§ **WHAT THE EXERCISE ASKS**
Each line from the one that holds "Parse this screenshot: output" to the end of the records is to be retyped exactly. Pictures are not part of the copy.

§ **Collected data entries**
┄┄┄┄┄┄┄┄┄┄
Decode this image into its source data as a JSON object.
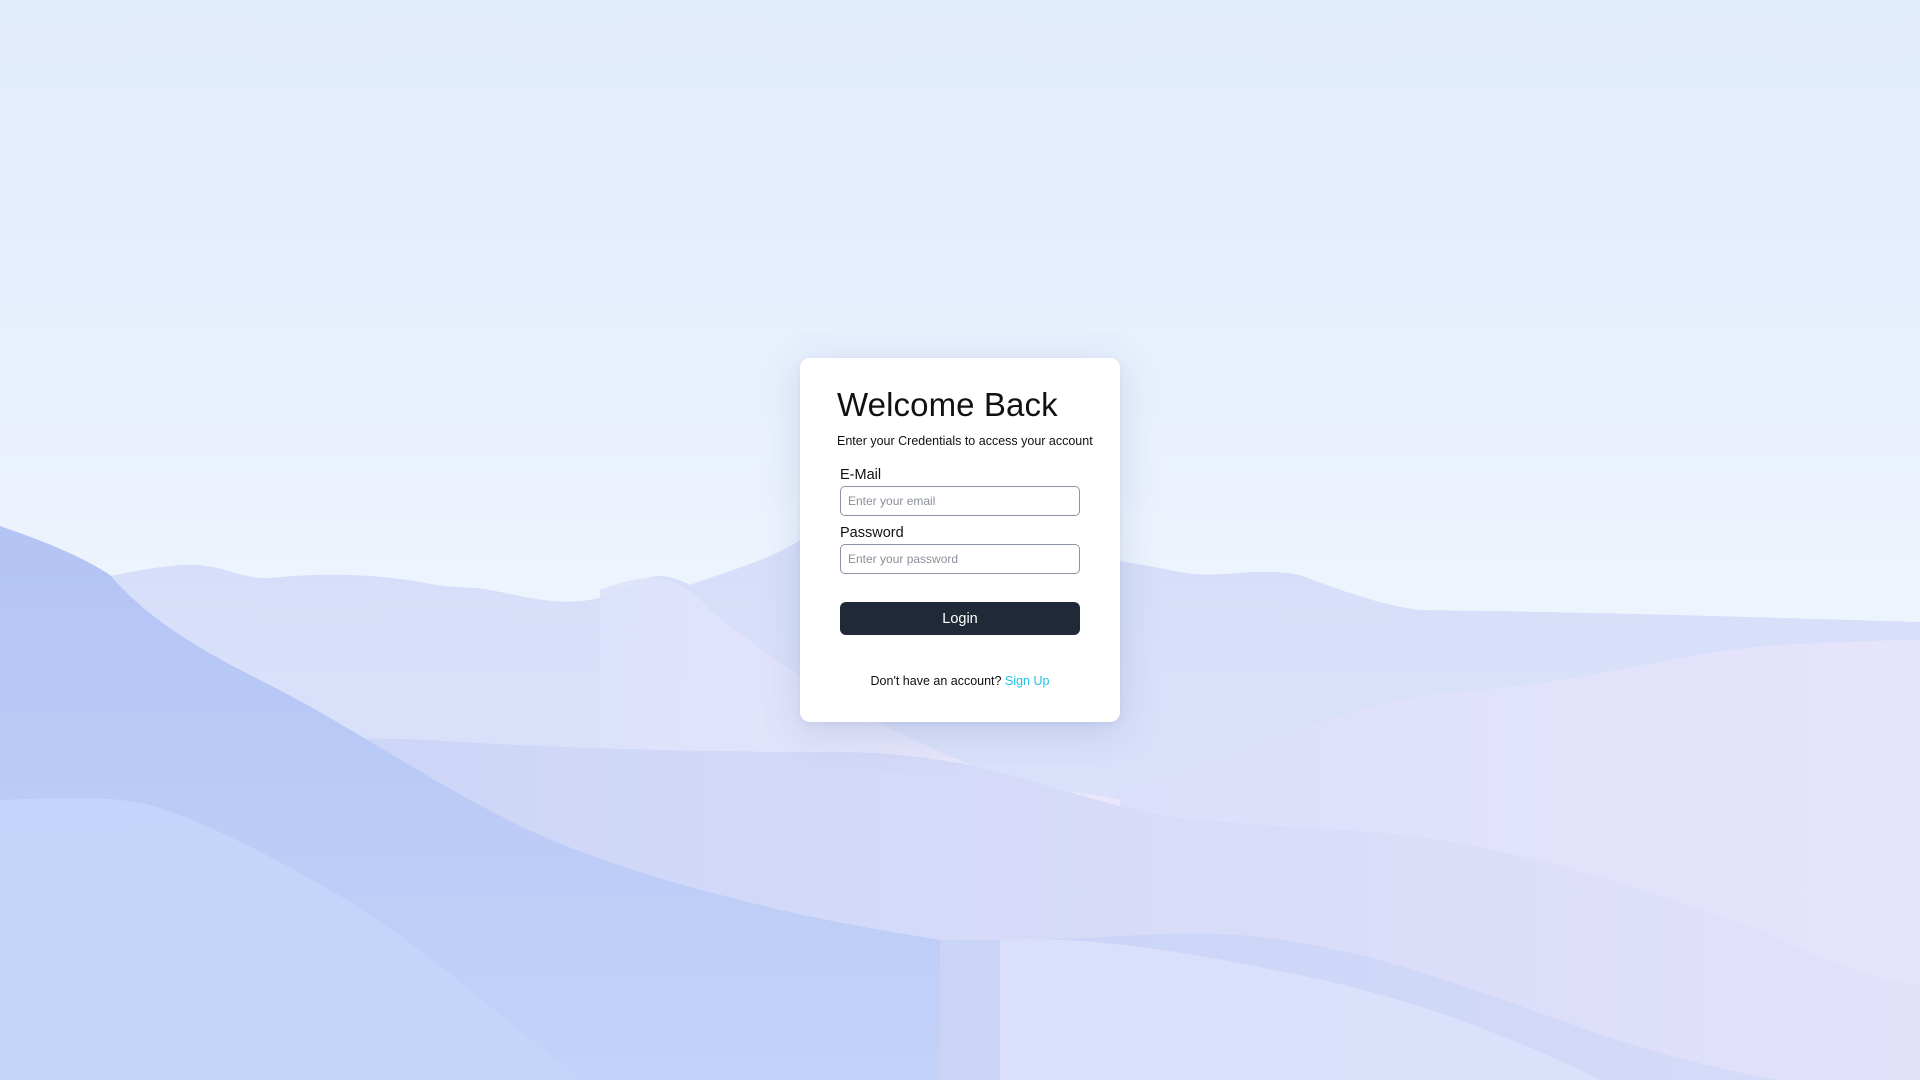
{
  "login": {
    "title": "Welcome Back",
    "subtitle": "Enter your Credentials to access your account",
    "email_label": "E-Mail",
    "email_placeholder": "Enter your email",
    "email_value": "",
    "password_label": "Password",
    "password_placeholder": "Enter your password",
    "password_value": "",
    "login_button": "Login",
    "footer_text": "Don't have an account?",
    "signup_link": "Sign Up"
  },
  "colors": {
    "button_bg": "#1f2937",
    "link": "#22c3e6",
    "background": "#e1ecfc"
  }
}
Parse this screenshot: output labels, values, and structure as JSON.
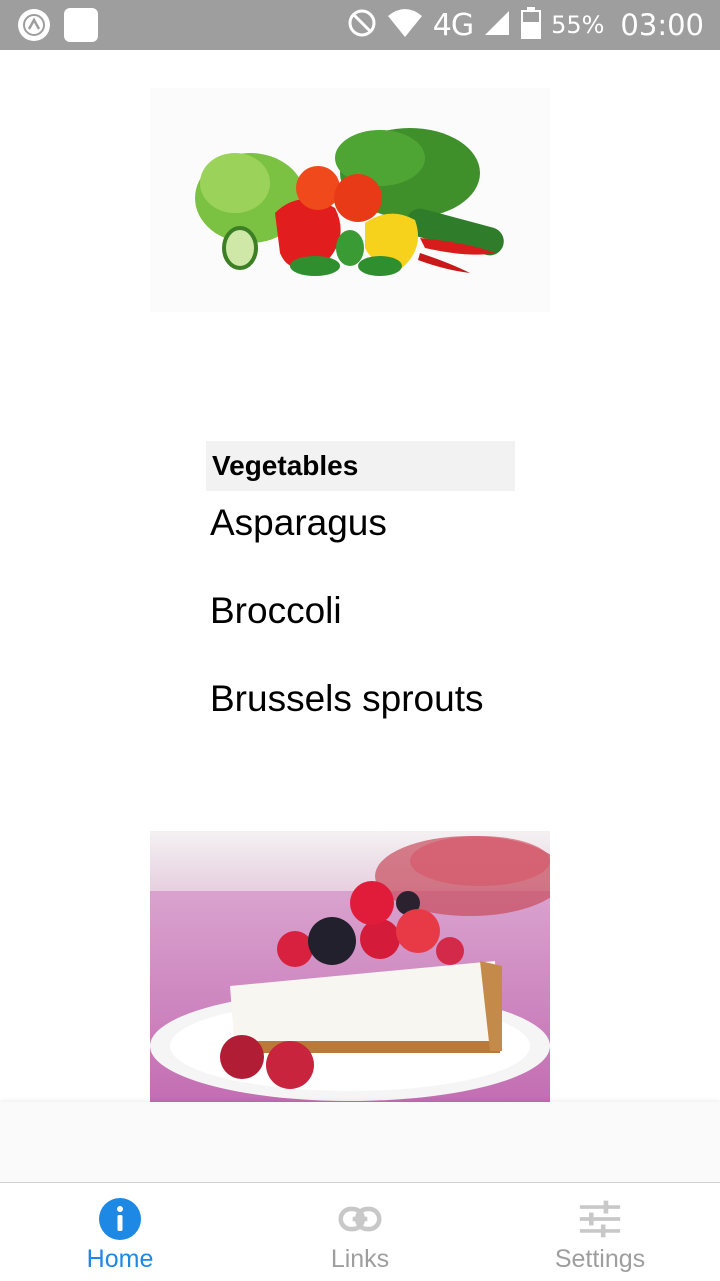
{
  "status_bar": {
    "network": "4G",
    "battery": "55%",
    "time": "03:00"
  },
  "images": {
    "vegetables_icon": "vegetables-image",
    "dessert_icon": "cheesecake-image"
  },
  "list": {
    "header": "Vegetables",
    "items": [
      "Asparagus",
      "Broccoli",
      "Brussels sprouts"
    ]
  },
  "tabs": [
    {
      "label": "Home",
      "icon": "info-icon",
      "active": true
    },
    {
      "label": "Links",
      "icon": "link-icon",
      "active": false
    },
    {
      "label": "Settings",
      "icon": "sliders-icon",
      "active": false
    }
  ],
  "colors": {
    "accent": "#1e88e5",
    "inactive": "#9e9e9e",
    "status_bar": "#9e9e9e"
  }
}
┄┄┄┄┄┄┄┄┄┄
§ **OUTPUT**
Parse this screenshot: output labels, values, and structure as JSON.
{
  "status_bar": {
    "network": "4G",
    "battery": "55%",
    "time": "03:00"
  },
  "images": {
    "vegetables_icon": "vegetables-image",
    "dessert_icon": "cheesecake-image"
  },
  "list": {
    "header": "Vegetables",
    "items": [
      "Asparagus",
      "Broccoli",
      "Brussels sprouts"
    ]
  },
  "tabs": [
    {
      "label": "Home",
      "icon": "info-icon",
      "active": true
    },
    {
      "label": "Links",
      "icon": "link-icon",
      "active": false
    },
    {
      "label": "Settings",
      "icon": "sliders-icon",
      "active": false
    }
  ],
  "colors": {
    "accent": "#1e88e5",
    "inactive": "#9e9e9e",
    "status_bar": "#9e9e9e"
  }
}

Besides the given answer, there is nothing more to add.